::: TASK DATA :::

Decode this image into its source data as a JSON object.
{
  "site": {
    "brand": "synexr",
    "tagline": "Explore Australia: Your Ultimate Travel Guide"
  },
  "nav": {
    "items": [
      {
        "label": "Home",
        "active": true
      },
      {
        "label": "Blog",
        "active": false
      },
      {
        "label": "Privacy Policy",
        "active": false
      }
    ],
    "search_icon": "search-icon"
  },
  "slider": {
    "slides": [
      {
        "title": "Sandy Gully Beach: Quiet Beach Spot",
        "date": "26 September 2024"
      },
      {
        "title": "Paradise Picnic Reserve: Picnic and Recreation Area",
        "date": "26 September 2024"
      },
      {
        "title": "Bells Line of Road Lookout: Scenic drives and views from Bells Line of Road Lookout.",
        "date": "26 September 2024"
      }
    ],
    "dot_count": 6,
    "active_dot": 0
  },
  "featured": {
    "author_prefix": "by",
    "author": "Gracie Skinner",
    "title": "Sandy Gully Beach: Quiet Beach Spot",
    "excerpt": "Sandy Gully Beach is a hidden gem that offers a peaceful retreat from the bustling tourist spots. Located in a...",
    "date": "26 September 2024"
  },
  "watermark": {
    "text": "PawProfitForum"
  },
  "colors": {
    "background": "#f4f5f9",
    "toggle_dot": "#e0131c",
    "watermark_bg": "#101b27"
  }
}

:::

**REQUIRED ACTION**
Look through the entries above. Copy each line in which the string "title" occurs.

**TASK OUTPUT**
        "title": "Sandy Gully Beach: Quiet Beach Spot",
        "title": "Paradise Picnic Reserve: Picnic and Recreation Area",
        "title": "Bells Line of Road Lookout: Scenic drives and views from Bells Line of Road Lookout.",
    "title": "Sandy Gully Beach: Quiet Beach Spot",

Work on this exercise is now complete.